Exercise material START
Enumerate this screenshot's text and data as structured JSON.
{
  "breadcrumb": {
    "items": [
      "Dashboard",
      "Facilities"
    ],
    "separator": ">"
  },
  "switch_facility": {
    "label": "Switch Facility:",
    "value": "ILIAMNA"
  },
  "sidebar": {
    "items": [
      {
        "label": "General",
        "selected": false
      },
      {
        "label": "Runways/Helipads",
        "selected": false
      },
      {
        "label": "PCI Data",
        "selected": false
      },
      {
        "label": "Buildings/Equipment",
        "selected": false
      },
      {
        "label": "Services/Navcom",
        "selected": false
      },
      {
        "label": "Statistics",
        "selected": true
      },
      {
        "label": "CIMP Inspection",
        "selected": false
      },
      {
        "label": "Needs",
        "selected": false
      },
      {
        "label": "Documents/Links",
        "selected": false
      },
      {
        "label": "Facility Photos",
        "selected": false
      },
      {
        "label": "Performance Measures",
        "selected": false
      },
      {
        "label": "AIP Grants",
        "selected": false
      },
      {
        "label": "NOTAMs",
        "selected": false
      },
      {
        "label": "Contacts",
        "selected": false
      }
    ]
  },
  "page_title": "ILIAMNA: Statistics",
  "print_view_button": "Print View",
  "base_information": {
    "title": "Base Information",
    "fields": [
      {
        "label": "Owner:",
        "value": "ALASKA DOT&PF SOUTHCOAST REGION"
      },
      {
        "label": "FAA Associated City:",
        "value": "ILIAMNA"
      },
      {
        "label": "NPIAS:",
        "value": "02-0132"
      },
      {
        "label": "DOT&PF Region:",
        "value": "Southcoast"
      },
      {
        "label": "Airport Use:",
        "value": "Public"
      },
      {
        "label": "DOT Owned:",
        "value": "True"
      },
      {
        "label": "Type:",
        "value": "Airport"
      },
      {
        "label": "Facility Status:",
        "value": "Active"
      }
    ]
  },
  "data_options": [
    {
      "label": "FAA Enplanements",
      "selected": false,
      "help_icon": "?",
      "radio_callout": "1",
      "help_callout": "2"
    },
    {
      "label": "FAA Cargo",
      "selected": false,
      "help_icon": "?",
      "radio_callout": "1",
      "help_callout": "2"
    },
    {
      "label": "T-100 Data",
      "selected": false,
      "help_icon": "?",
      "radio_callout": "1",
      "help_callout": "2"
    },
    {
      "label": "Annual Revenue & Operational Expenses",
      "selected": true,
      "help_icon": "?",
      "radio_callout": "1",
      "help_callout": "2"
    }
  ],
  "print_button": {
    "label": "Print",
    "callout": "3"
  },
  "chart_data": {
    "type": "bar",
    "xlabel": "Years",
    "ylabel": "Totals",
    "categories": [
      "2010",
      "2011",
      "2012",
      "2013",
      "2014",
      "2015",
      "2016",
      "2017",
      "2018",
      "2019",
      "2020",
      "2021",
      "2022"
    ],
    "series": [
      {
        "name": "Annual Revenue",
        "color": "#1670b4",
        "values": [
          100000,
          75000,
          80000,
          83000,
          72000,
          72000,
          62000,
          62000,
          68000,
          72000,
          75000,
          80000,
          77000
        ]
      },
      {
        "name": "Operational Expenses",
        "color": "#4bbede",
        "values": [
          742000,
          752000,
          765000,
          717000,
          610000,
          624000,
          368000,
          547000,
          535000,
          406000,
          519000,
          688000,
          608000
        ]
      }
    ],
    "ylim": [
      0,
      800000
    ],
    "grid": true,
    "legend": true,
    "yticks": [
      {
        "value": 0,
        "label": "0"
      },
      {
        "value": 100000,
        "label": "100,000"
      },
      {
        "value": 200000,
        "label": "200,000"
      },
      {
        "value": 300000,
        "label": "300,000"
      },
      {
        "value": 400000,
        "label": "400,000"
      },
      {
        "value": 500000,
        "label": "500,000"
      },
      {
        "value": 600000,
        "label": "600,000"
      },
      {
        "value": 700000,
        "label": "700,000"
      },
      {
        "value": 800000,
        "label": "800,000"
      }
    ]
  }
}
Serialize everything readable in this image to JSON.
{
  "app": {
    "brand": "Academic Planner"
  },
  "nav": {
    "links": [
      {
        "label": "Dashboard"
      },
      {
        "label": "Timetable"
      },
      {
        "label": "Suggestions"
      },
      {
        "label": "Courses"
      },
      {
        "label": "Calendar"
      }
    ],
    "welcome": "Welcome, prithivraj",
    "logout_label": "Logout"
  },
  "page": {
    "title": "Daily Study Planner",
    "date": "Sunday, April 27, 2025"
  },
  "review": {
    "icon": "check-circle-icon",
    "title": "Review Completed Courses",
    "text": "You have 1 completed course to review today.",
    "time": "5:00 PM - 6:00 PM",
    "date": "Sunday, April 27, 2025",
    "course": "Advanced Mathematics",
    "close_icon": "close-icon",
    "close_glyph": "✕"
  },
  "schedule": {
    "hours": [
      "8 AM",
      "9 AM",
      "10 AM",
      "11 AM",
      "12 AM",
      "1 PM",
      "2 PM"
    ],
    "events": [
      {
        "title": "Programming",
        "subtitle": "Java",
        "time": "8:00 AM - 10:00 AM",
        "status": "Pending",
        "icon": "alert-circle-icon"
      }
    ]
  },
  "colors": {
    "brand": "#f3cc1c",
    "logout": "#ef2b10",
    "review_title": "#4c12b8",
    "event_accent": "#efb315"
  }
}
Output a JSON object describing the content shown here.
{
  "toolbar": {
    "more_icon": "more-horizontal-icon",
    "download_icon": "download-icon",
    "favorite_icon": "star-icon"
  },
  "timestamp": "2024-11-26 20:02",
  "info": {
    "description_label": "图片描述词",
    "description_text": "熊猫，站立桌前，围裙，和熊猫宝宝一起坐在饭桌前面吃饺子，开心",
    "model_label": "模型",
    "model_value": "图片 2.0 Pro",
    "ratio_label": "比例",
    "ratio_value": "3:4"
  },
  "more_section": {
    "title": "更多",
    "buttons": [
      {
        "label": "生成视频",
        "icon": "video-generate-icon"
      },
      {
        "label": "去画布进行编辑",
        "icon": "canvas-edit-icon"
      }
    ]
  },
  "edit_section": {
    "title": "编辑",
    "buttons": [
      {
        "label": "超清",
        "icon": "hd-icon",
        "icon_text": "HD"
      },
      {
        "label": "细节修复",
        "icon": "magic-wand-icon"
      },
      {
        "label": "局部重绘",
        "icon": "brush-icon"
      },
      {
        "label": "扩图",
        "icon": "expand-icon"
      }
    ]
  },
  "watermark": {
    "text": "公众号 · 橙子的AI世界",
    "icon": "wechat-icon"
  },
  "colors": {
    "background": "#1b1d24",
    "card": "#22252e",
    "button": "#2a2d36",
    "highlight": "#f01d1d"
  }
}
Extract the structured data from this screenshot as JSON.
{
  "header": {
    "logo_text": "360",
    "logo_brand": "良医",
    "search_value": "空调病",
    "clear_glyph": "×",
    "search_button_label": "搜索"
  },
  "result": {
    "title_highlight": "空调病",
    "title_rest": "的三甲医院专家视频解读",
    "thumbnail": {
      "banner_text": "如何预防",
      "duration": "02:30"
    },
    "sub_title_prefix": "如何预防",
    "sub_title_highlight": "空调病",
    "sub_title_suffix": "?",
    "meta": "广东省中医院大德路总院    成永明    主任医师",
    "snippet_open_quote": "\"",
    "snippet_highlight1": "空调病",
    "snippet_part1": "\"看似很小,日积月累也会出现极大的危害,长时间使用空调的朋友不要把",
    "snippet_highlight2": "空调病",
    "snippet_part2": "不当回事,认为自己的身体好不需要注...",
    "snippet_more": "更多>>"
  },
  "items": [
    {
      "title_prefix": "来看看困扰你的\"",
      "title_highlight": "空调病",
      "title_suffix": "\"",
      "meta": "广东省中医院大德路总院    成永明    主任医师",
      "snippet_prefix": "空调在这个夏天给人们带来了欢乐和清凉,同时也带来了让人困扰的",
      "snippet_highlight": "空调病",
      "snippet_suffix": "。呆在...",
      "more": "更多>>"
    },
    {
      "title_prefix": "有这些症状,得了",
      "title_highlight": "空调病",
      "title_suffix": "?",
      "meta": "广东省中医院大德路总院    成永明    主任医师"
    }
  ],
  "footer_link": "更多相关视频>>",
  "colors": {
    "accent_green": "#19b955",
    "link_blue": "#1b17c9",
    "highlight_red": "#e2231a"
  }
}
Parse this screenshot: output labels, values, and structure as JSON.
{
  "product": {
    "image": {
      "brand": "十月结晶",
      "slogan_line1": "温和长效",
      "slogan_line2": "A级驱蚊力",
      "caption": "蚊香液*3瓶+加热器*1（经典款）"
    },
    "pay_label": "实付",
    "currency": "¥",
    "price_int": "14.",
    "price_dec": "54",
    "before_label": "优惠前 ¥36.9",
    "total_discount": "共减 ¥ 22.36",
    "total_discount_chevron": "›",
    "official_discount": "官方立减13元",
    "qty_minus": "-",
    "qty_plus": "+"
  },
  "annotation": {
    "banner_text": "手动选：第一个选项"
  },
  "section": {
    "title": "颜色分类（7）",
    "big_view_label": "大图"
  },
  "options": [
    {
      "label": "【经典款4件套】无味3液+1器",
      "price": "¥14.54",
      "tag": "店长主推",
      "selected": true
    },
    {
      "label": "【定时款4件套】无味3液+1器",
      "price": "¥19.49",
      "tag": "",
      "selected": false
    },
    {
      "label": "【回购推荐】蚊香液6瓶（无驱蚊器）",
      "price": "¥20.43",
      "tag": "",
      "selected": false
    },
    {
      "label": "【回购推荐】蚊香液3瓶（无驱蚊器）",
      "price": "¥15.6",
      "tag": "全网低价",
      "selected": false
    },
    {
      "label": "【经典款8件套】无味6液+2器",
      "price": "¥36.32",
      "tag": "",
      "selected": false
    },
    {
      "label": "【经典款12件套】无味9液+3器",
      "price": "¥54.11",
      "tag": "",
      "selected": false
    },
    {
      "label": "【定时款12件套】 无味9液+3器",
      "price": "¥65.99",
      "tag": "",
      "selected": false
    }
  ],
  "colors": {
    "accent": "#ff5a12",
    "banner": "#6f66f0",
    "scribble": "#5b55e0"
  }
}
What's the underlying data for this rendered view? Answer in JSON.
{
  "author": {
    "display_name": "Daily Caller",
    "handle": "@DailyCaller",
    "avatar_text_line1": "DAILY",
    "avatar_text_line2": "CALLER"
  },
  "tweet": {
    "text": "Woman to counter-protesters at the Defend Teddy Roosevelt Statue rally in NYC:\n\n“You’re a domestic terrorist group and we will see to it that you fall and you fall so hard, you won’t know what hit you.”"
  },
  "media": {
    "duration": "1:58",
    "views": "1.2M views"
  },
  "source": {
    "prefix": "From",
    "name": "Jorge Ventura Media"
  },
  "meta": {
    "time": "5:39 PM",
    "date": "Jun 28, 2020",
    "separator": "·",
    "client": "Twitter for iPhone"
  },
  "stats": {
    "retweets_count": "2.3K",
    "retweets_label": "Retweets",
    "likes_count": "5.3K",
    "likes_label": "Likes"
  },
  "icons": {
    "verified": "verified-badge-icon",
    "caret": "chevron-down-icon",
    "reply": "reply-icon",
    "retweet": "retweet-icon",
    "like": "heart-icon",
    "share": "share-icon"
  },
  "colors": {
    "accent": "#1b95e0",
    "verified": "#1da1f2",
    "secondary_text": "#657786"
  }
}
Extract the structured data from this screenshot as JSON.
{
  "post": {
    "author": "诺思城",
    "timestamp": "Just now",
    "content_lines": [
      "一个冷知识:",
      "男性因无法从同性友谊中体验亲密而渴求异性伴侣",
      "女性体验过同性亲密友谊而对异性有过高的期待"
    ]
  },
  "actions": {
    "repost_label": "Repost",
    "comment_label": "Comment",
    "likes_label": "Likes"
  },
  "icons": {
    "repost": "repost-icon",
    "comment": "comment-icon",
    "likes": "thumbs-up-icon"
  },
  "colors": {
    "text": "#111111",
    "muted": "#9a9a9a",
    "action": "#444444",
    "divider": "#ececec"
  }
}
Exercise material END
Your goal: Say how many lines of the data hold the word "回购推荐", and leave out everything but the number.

Reply: 2